The Changing Trucking Industry

Source: Jan Novak - 123RF

According to the Bureau of Labor Standards (BLS), employment of heavy and tractor-trailer truck drivers is projected to grow 6 percent from 2016 to 2026, about as fast as the average for all occupations.

Nearly 71% of all the freight tonnage moved in the U.S. goes on trucks. The economy depends on truck drivers to transport freight and keep supply chains moving. As the demand for goods increases, more truck drivers will be needed.

The trucking industry employs 10 million people, but as NPR reports, the industry is currently experiencing a critical shortage of drivers.

The driver shortage stretches back a quarter century, and lately, a run-up in freight demand, staggeringly high turnover rates and waves of baby boomer retirements are compounding the problem.

Wages for drivers are going up too. Gordon Klemp, president of the National Transportation Institute, figures that increase was close to 10 percent on average, which would make average driver salaries crest at $60,000 by his estimates. And Costello says truckers are demanding more than good pay.
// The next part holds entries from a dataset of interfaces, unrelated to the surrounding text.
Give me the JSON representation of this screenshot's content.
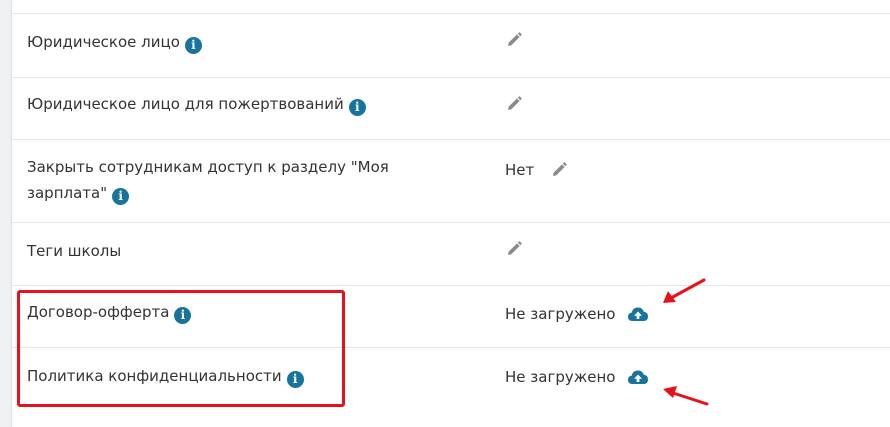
{
  "settings": {
    "rows": [
      {
        "label": "Юридическое лицо",
        "value": "",
        "action": "edit",
        "has_info": true
      },
      {
        "label": "Юридическое лицо для пожертвований",
        "value": "",
        "action": "edit",
        "has_info": true
      },
      {
        "label_line1": "Закрыть сотрудникам доступ к разделу \"Моя",
        "label_line2": "зарплата\"",
        "value": "Нет",
        "action": "edit",
        "has_info": true
      },
      {
        "label": "Теги школы",
        "value": "",
        "action": "edit",
        "has_info": false
      },
      {
        "label": "Договор-офферта",
        "value": "Не загружено",
        "action": "upload",
        "has_info": true
      },
      {
        "label": "Политика конфиденциальности",
        "value": "Не загружено",
        "action": "upload",
        "has_info": true
      }
    ]
  },
  "icons": {
    "info": "info-icon",
    "edit": "pencil-icon",
    "upload": "cloud-upload-icon",
    "annotation_arrow": "arrow-icon"
  },
  "colors": {
    "info_icon": "#18749c",
    "upload_icon": "#18749c",
    "pencil_icon": "#8a8a8a",
    "annotation": "#e8101a",
    "text": "#333333"
  }
}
Some trucking companies sweeten the deal with bonuses for signing on, referring people, or just staying with a company. Some have begun offering free, online college tuition for drivers.

Ellen Voie, president, and CEO of Women in Trucking says the percentage of women who are long-haul drivers has doubled in the past dozen years, and she expects it to take off sharply in the near future.
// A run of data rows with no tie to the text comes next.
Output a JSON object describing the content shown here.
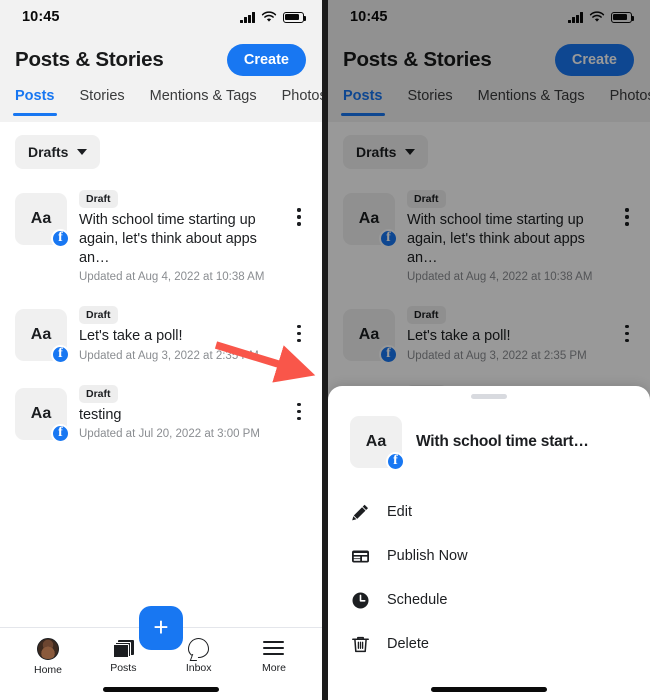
{
  "status_bar": {
    "time": "10:45",
    "signal_icon": "cellular-signal-icon",
    "wifi_icon": "wifi-icon",
    "battery_icon": "battery-icon"
  },
  "header": {
    "title": "Posts & Stories",
    "create_label": "Create"
  },
  "tabs": [
    {
      "label": "Posts",
      "active": true
    },
    {
      "label": "Stories",
      "active": false
    },
    {
      "label": "Mentions & Tags",
      "active": false
    },
    {
      "label": "Photos",
      "active": false
    }
  ],
  "filter_chip": {
    "label": "Drafts",
    "caret_icon": "chevron-down-icon"
  },
  "drafts": [
    {
      "thumb_text": "Aa",
      "badge": "Draft",
      "title": "With school time starting up again, let's think about apps an…",
      "meta": "Updated at Aug 4, 2022 at 10:38 AM"
    },
    {
      "thumb_text": "Aa",
      "badge": "Draft",
      "title": "Let's take a poll!",
      "meta": "Updated at Aug 3, 2022 at 2:35 PM"
    },
    {
      "thumb_text": "Aa",
      "badge": "Draft",
      "title": "testing",
      "meta": "Updated at Jul 20, 2022 at 3:00 PM"
    }
  ],
  "bottom_nav": {
    "items": [
      {
        "label": "Home",
        "icon": "avatar-icon"
      },
      {
        "label": "Posts",
        "icon": "posts-icon"
      },
      {
        "label": "Inbox",
        "icon": "inbox-icon"
      },
      {
        "label": "More",
        "icon": "hamburger-icon"
      }
    ],
    "fab": {
      "label": "+",
      "icon": "plus-icon"
    }
  },
  "sheet": {
    "grabber_icon": "drag-handle-icon",
    "thumb_text": "Aa",
    "title": "With school time start…",
    "items": [
      {
        "label": "Edit",
        "icon": "pencil-icon"
      },
      {
        "label": "Publish Now",
        "icon": "publish-card-icon"
      },
      {
        "label": "Schedule",
        "icon": "clock-icon"
      },
      {
        "label": "Delete",
        "icon": "trash-icon"
      }
    ]
  },
  "annotation": {
    "arrow_icon": "red-arrow-annotation",
    "color": "#f9564a"
  },
  "colors": {
    "accent": "#1877f2",
    "chrome_bg": "#f2f2f2",
    "text_primary": "#1c1e21",
    "text_muted": "#8a8d91",
    "overlay": "rgba(0,0,0,0.40)"
  }
}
ATA President and CEO, Chris Spear, advocates the case for automated truck safety technology, saying it holds enormous potential for the trucking industry, its drivers and the motoring public.

With 94% of highway accidents attributed to human error, the successful deployment of AV technology can drastically reduce fatalities on the road.
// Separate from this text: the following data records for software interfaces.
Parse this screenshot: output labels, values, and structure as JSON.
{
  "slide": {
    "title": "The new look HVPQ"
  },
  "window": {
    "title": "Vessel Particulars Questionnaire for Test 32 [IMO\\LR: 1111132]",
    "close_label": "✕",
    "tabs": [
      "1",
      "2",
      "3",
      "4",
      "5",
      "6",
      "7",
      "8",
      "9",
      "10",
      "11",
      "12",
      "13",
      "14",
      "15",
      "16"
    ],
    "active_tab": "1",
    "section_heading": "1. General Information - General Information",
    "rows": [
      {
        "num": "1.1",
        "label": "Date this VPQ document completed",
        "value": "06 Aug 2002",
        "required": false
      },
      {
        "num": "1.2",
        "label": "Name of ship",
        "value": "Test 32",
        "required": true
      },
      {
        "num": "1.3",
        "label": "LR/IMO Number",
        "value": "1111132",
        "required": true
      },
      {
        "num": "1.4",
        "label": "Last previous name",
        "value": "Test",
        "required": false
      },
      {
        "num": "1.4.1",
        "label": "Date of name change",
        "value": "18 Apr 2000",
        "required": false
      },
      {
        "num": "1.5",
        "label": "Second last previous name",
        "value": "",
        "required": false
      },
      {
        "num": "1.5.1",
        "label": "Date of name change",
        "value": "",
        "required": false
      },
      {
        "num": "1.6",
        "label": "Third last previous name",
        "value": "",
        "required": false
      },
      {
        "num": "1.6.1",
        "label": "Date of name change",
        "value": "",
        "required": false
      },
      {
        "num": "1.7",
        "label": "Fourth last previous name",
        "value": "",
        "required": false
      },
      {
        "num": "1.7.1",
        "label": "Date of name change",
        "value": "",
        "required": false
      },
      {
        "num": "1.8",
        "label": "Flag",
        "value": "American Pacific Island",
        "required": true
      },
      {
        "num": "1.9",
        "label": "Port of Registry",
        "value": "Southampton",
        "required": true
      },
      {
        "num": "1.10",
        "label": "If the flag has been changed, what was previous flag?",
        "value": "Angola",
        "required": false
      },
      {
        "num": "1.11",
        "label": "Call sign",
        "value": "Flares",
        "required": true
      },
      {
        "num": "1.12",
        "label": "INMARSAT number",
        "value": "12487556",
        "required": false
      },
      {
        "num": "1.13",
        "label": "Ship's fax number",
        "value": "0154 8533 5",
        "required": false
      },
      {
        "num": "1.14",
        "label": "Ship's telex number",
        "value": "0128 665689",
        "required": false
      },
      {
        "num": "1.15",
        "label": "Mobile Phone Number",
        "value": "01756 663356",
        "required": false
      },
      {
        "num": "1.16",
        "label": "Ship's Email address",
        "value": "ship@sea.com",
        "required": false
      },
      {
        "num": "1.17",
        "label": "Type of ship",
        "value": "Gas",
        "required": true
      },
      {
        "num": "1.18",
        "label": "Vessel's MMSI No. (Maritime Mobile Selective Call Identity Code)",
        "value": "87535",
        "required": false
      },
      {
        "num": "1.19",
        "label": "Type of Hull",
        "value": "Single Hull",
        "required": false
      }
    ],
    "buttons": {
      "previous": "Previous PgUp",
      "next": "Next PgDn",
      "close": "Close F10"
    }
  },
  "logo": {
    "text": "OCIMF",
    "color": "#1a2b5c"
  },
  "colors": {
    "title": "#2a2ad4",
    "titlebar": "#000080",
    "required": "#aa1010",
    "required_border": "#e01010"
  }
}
Moreover, Spear adds, the technology can deliver significant returns by reducing traffic congestion, improving driver productivity and decreasing emissions through lower fuel burn.

Many new trucks have automatic transmissions and the type of safety features you might expect on a new car: cameras and computers that watch lanes, look out for obstacles and even hit the brakes automatically sometimes.

In late September 2018, ATA petitioned DOT to pre-empt meal-and-rest break rules imposed by California, but primarily enforced via private lawsuits against motor carriers, on the grounds that a patchwork of rules related to driver hours of service harms safety, is in conflict with federal rules and causes “an unreasonable burden on interstate commerce.”

Following the petition, Transportation Secretary Elaine Chao granted the Federation’s petition to pre-empt confusing and duplicative state rest break rules, asserting the federal government’s critical role in regulating interstate commerce.

ATA Chairman, Barry Pottle, says the ruling “will make our highways safer by simplifying the lives and schedules of America’s truck drivers.”